ABSTRACT | The Dragon Skin Pavilion is an architectural art installation that challenges and explores the spatial, tactile, and material possibilities architecture is offered today by revolutions in digital fabrication and manufacturing technology. The pavilion, built in the winter of 2012, is a study on how architects can reassert control over parts of the construction process previously surrendered to manufacturers and contractors, and how this enables them to materialise discoveries from the digital into the built environment.
The Pavilion is a non-ruled, double curved, freeform structure which uses gravity as a driver for its shape and combines its geometric considerations with mechanical aspects of its fabrication and assembly. The structure starts from an equilibrium surface derived from two catenary lines that form the intersection with the ground plane. Within the constrained working space of this surface wooden shells are distributed. Their location and orientation is iteratively fine-tuned to allow for a rigid interlocking with a simple sliding joint. The shells are made from a new environmentally friendly “post-formable” plywood, which incorporates layers of adhesive film to allow easy single-curved bending without the need for steam or extreme heat. The dimensions of the shells are selected to avoid material loss: a CNC mill divides twenty-one 8x4ft plywood sheets into eight identical square panels, and accurately cuts the unique connection slots that are programmed into the pavilion geometry. Using one single mould, all panels are bent into the same single-curved shape. Within six hours these numbered shells are assembled by slotting them into place without using any plan drawings, glue or screws. The underlying equilibrium surface geometry removes all internal forces and deformations from the pavilion, which becomes a self-supporting, free-standing, light-weight skin.

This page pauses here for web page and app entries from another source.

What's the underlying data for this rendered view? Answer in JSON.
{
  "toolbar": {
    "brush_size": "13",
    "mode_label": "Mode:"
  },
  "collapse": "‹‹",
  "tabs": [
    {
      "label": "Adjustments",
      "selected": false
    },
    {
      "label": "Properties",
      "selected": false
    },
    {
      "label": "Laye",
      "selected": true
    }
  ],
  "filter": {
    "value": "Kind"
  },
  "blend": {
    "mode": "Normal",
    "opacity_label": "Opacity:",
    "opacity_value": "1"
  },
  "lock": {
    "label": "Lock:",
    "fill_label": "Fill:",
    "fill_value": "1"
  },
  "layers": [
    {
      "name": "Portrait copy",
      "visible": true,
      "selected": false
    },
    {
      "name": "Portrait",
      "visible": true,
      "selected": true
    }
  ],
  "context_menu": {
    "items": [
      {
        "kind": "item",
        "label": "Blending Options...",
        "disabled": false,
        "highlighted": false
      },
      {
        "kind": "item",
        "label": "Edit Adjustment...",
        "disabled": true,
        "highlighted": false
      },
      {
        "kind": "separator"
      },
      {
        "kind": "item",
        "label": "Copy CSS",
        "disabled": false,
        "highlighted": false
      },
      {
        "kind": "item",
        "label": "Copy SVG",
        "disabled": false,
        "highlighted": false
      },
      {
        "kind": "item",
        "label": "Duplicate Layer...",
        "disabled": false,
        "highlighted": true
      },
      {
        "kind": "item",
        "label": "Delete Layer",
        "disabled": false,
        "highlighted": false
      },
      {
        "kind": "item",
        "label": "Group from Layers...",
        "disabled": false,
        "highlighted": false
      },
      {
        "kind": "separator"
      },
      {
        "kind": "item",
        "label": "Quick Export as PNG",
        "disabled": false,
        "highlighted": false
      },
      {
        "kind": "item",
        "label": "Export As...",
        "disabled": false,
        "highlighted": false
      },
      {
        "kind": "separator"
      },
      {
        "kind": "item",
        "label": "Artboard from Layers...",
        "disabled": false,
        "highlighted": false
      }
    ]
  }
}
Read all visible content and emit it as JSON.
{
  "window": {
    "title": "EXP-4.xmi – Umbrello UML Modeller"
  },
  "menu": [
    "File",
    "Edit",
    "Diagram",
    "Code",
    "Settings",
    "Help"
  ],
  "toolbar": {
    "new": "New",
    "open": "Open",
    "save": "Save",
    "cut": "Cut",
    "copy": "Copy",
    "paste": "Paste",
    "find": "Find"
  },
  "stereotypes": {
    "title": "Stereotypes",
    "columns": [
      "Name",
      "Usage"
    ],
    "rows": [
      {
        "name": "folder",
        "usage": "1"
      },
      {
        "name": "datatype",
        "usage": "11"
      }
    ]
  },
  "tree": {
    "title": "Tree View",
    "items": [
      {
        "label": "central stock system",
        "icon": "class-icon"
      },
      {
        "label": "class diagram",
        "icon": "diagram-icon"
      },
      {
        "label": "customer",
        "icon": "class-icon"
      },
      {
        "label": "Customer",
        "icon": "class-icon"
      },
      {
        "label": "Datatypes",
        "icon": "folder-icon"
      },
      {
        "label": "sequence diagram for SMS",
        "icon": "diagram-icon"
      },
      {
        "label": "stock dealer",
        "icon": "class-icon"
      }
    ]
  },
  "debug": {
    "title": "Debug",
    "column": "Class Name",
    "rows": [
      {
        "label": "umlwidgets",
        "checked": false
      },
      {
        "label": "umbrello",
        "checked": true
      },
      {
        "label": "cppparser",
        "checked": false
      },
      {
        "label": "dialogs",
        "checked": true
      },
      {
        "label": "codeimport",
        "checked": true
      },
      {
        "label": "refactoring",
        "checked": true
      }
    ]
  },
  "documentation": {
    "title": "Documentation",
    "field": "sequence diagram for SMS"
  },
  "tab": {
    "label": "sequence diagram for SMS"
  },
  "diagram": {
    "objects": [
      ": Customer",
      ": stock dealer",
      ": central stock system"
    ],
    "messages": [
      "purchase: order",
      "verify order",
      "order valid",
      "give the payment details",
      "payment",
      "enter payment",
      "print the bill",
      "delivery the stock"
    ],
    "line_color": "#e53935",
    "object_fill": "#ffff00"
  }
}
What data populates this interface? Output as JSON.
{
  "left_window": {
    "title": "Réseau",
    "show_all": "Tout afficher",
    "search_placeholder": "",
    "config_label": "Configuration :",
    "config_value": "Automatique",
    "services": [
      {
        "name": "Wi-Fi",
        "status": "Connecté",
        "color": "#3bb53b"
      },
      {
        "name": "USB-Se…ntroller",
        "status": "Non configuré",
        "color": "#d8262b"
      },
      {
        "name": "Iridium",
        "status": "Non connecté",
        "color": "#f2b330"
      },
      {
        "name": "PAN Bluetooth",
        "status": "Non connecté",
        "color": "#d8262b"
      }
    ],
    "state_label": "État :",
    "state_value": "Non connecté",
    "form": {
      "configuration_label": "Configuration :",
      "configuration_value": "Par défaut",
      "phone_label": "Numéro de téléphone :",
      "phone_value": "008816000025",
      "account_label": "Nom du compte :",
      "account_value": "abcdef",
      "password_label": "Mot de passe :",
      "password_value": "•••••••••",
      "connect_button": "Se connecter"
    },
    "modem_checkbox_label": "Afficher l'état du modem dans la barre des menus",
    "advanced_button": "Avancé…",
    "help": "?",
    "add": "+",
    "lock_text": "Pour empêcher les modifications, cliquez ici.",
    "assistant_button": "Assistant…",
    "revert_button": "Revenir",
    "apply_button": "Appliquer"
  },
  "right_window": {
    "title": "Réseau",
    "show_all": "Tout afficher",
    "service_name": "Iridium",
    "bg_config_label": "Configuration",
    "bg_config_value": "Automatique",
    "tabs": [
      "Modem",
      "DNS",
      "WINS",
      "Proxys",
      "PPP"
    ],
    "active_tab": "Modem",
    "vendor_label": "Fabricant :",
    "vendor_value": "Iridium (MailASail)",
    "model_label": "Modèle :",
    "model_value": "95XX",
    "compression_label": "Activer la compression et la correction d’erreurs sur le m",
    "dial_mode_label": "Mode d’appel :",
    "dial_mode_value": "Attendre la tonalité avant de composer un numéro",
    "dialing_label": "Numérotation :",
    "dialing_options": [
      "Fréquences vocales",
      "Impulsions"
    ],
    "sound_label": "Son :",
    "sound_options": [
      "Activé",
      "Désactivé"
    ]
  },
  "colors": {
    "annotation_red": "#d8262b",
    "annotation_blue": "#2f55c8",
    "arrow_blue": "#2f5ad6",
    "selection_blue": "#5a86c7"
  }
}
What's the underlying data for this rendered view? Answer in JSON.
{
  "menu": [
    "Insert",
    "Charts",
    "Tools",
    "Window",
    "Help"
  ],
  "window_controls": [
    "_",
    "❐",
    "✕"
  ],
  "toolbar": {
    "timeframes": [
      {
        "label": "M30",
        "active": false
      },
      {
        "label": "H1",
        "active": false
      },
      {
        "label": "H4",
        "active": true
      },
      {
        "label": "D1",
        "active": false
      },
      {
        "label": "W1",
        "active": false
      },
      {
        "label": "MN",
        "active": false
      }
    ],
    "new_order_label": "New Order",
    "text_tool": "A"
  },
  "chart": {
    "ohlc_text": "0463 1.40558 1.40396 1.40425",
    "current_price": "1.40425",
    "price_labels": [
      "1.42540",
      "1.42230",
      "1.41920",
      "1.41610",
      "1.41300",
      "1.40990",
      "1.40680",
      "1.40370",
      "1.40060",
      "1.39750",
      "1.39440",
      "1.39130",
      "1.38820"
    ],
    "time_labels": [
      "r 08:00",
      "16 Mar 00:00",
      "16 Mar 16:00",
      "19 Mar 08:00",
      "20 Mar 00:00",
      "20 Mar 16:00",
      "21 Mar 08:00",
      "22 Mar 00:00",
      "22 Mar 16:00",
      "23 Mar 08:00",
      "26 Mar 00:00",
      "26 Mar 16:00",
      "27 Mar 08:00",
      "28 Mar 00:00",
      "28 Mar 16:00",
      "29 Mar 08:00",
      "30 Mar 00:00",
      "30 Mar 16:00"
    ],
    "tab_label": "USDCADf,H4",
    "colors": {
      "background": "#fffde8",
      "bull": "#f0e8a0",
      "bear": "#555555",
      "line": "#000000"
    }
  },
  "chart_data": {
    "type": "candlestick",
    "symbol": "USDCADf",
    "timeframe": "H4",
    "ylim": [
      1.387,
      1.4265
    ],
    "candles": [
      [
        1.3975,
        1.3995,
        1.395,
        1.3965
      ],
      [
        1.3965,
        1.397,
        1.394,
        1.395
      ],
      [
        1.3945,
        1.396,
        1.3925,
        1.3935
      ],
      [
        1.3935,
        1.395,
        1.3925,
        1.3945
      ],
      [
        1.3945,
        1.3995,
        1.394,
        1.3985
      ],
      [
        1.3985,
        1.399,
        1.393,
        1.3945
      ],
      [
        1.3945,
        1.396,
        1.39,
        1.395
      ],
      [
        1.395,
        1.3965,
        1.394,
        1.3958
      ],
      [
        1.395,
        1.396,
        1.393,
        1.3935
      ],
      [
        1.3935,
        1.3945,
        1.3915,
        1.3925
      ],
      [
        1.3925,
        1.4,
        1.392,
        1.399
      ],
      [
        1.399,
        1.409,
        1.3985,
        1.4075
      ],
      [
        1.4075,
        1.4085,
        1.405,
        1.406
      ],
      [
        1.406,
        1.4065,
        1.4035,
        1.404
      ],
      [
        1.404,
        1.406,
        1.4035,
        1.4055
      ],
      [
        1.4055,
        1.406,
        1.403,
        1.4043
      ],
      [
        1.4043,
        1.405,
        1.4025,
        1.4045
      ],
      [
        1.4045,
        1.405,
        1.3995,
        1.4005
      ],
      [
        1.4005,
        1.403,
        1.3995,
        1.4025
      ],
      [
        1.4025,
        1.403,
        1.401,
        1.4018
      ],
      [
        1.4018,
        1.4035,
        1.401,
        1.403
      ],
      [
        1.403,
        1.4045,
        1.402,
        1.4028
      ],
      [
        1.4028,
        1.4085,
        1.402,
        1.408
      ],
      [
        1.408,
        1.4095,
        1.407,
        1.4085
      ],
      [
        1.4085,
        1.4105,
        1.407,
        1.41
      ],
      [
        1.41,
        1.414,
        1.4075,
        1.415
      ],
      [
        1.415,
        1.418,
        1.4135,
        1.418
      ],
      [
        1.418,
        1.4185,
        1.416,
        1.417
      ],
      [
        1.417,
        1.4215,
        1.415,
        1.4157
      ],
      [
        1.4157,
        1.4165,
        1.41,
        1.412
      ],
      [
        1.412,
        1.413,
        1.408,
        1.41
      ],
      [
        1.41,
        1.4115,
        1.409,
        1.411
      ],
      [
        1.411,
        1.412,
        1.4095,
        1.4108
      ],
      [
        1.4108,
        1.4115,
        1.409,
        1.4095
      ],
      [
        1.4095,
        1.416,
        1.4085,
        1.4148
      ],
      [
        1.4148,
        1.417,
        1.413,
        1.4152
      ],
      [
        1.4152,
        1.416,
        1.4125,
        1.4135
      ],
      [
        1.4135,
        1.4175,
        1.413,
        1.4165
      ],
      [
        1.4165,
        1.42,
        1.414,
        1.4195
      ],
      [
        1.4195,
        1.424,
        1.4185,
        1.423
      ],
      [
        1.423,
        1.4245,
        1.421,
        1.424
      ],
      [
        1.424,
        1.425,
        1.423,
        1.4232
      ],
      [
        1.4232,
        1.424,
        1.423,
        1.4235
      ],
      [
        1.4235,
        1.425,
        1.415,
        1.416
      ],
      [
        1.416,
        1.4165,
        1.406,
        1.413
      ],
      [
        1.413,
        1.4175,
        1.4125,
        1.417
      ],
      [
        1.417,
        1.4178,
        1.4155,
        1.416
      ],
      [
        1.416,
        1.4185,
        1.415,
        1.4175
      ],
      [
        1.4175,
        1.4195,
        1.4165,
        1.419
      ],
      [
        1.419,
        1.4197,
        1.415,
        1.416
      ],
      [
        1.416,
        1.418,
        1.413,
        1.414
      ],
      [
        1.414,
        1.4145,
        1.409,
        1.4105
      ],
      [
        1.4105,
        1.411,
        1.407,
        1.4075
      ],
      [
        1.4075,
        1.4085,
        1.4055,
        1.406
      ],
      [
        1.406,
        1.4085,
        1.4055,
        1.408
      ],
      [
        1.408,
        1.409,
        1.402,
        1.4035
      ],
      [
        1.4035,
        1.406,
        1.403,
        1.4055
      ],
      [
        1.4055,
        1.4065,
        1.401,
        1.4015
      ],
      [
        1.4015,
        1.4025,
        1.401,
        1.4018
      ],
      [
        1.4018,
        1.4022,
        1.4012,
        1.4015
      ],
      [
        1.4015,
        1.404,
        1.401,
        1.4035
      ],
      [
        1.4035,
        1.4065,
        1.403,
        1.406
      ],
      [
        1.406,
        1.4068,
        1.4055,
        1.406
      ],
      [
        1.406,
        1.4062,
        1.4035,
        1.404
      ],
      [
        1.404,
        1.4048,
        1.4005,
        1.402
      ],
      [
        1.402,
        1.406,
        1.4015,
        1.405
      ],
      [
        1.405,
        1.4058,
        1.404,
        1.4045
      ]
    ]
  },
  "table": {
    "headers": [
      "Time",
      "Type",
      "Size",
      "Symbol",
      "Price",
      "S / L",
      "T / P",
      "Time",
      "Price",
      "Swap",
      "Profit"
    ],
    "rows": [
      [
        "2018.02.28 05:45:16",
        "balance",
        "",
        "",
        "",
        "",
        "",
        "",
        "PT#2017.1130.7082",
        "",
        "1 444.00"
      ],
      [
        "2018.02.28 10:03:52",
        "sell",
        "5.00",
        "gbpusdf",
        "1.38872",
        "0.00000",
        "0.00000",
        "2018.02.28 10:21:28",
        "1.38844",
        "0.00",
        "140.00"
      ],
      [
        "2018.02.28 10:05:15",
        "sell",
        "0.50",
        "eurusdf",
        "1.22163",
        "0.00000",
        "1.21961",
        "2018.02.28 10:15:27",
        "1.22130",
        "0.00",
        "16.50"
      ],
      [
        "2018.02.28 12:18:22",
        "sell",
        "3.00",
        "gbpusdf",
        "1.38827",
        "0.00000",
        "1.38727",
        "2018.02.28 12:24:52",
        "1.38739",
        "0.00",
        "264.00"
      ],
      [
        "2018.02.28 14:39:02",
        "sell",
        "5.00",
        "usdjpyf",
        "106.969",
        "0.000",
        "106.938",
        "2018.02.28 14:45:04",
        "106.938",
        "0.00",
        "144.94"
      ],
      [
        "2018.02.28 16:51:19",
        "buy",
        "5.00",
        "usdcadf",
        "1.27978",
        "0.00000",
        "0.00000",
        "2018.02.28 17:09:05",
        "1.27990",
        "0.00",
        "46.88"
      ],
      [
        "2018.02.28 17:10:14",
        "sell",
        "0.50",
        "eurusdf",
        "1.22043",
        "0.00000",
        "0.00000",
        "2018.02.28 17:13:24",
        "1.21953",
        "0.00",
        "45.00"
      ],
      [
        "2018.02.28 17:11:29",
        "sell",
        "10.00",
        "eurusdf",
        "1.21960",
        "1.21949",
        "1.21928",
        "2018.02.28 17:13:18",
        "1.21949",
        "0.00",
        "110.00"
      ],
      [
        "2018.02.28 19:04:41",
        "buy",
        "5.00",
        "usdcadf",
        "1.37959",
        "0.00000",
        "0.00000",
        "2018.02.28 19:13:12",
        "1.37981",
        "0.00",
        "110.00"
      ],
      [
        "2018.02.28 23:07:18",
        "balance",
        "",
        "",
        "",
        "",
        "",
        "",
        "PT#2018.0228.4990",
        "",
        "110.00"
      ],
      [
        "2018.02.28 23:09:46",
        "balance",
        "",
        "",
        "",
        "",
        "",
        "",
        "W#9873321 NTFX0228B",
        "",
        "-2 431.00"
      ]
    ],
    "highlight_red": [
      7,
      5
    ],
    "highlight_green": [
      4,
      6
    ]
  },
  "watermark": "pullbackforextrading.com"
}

By radically disintegrating the enclosing shell, the feature one counts on for structural stability dissolves, making the whole pleasantly risky. The simplicity of the components and the familiarity of the single material contradict with the scale and visual complexity of the project which is absent of any additional support. The resulting exhilarating confusion is complimented with caution, caused by the aggressive, animal-like exterior skin full of spikes, a design feature that followed gratis from the fabrication concept. Upon entering the space one feels a thrill from the discomfort of needing to solve the structural puzzle before feeling safe enough to absorb the twisting perspectives and the light bouncing off the rich, natural textures.
By actively working with plywood’s high structural performance, and by connecting geometry with mechanics into one single integrated system, the unlimited design freedom we experience digitally can be grounded and materialised in a sustainable way. By combining fully controllable, scripted environments, engineering-driven geometries and real-time performance evaluation tools with developments in digital fabrication, the door is opened for architects to incorporate the efficiencies, low cost and sustainability from conventional mass–production into their formally liberated digital world. In addition, the inherent aesthetic values and effects of informed computational processes open the door for a challenging new architectural design language.